Some people around me do think of my writing as a hobby. No one would ever say this to my face, although sometimes reading people’s thoughts will sting you. I’m sure some people even think of me writing as a means to keep from being bored. Well, that’s all right by me. I don’t presume to control people’s thoughts, only the ones I write as my characters. Actually, in case some of you might think writing relieves boredom, I’m not a person who gets bored. I cook, sew, do sports, and love to just sit and meditate while contemplating the beautiful day outside. Also, I’m a people watcher and over the many years, I’ve turned gazing at humanoid forms into my own brand of art. I can do this without no one ever being the wiser. Best places to do this: Bethesda Fountain in New York City, and the Champs Élysées in Paris, France. Also, I’m lucky. For a mew more years I have young grandchildren I can play hopscotch with, or slide and swing with at the park, and I love to kick things when I’m walking down the street, so my grandson and I often kick the ball around.
Some authors seem to have a love-hate relationship to writing. Can you relate?
Yes I can understand how this might occur. Spouses are not always perfect, this might cause a love-hate relationship with some people. Children sometimes misbehave which can bring on tendencies for strong antagonistic emotions. However, although I understand this as being close to how some people feel, I don’t ever hate writing. Even when my husband and I argue about our different points of view, I never feel anything other than good about my emotions toward him. I never cared what my children did wrong, I always loved them whatever they said or did.
I guess this translates to my writing. Why would I hate writing? When I’m stuck in some places, which used to happen a lot where we lived, this would become a challenge to surmount. I love challenges, and if I wish, I can win. So I’m debating whether to put this down on paper, but to sum up, I never hate writing.
Do you think success as an author must be linked to money?
An excellent question with a lot of philosophical ramifications. I don’t measure success of an author with money. I’ve encountered too many stories I read and did not like make a ton of money. I’ve read others that will stay dear to me all my life that never became super popular or viral as we say these days. However, I would like my stories to make a ton of money. Are there any authors today who would not? Piles of money would mean everyone would be reading my stories, which is why I published them. Also, this would allow me to write more and market less, edit less, work on my blog less as I would hire out professionals to do all this.
For now, taking charge of all these venues is part of the package and what I consider fun. Mostly, this is a great learning curve for me. I’m not just a writer anymore. I’m a blogger, I review other people’s books, learned Scrivener, and I can typeset books in InDesign, and I can make an ebook and a mobi Kindle file. I love to learn new trades, and there is no one alive who appreciates technology more than I do. Love, love technology. I just think we’ve slowed down over the last five years. We need more discoveries by now, more springboards to greater heights.
What has writing taught you?
Patience, courage to spill my guts, and acceptance of the inevitable. Writing has taught me to fight for the right word, to open up and display my inner-self, to do so with honesty and clarity.
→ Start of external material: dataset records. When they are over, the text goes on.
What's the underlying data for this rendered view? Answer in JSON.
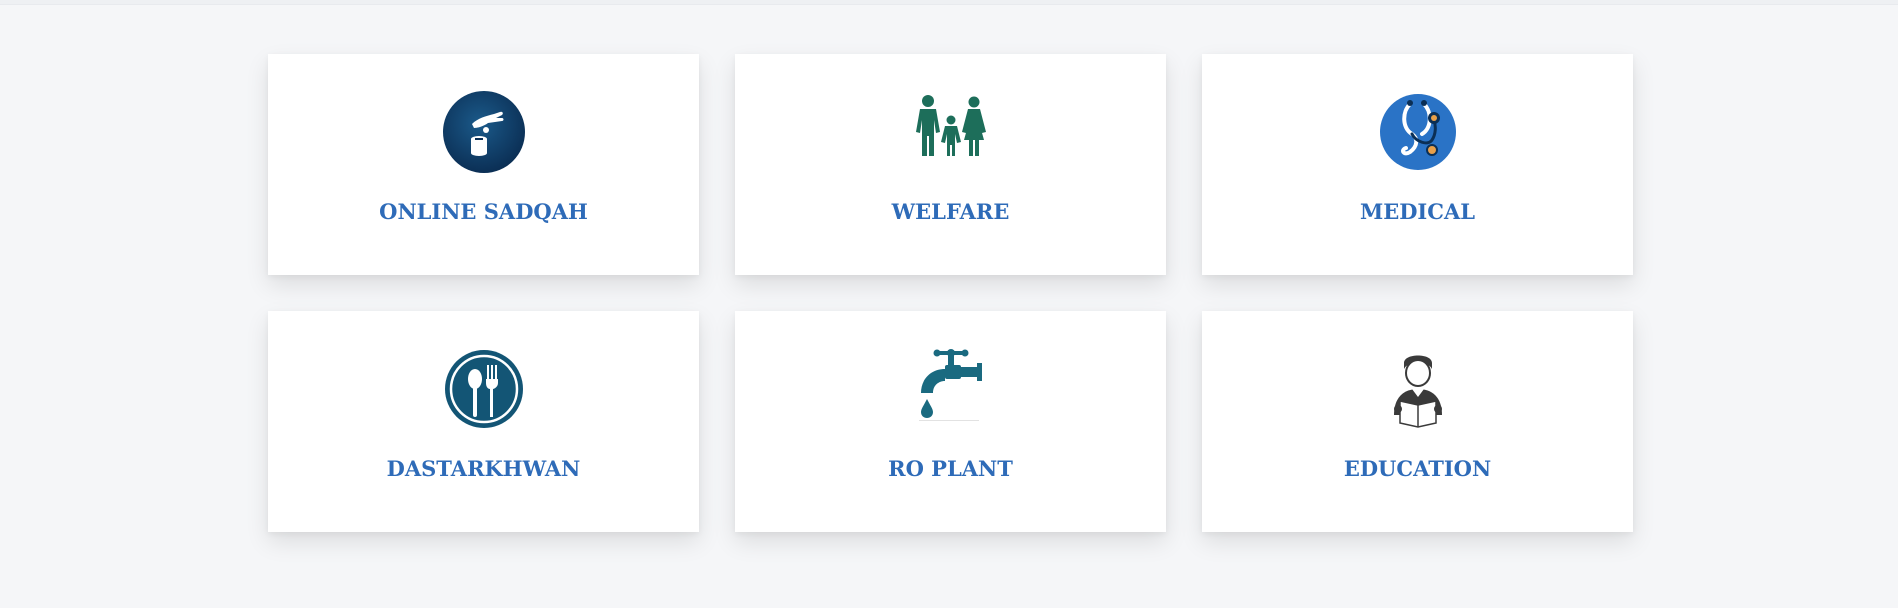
{
  "colors": {
    "background": "#f5f6f8",
    "card": "#ffffff",
    "label": "#2e6bb8"
  },
  "cards": [
    {
      "label": "ONLINE SADQAH",
      "icon": "donation-box-icon"
    },
    {
      "label": "WELFARE",
      "icon": "family-icon"
    },
    {
      "label": "MEDICAL",
      "icon": "stethoscope-icon"
    },
    {
      "label": "DASTARKHWAN",
      "icon": "spoon-fork-icon"
    },
    {
      "label": "RO PLANT",
      "icon": "water-tap-icon"
    },
    {
      "label": "EDUCATION",
      "icon": "student-reading-icon"
    }
  ]
}
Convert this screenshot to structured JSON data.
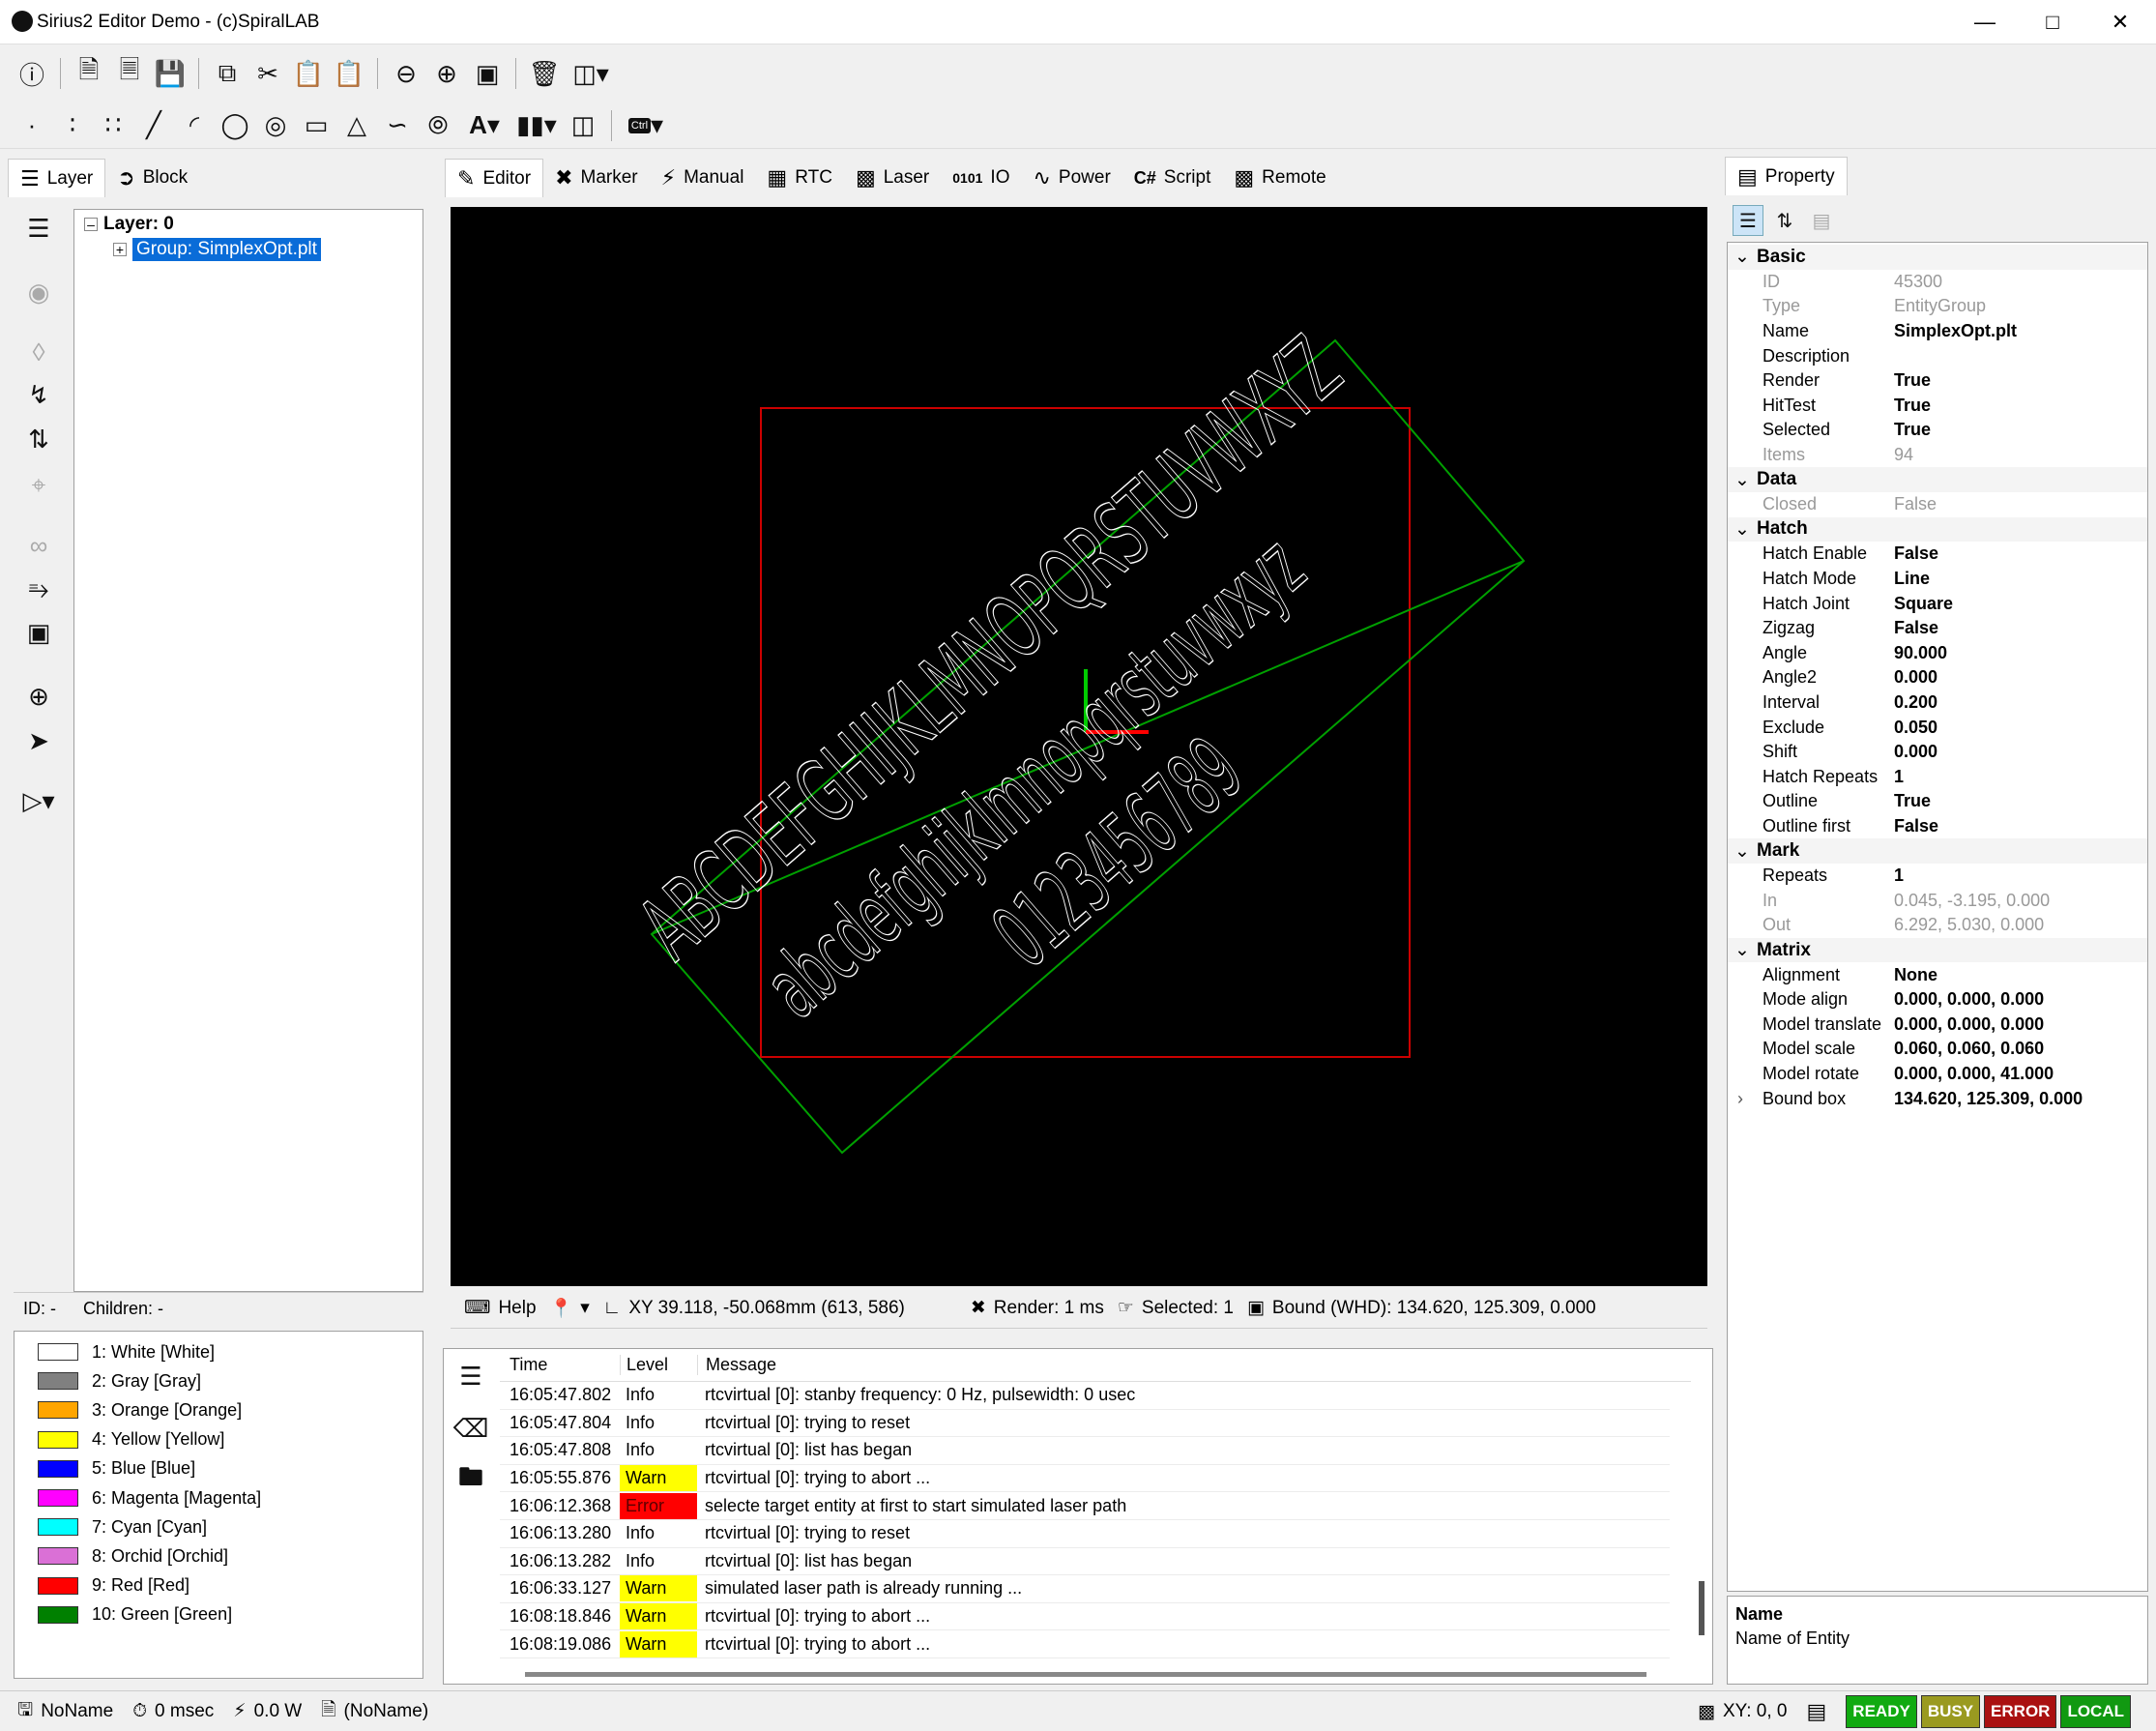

Writing has allowed me to stretch while keeping my integral soul intact and at ease.
Leave us with some words of wisdom.
What you think about, you bring about. And with these words, I give you one of my favorite people’s quotes, Albert Einstein: “There are only two ways to live your life. One is as though nothing is a miracle. The other is as though everything is a miracle.”
Choose wisely as what you believe you will make happen. Best way to achieve miracles is to smile, smile when your heart aches, smile through the tears, smile three hundred sixty-five days a year.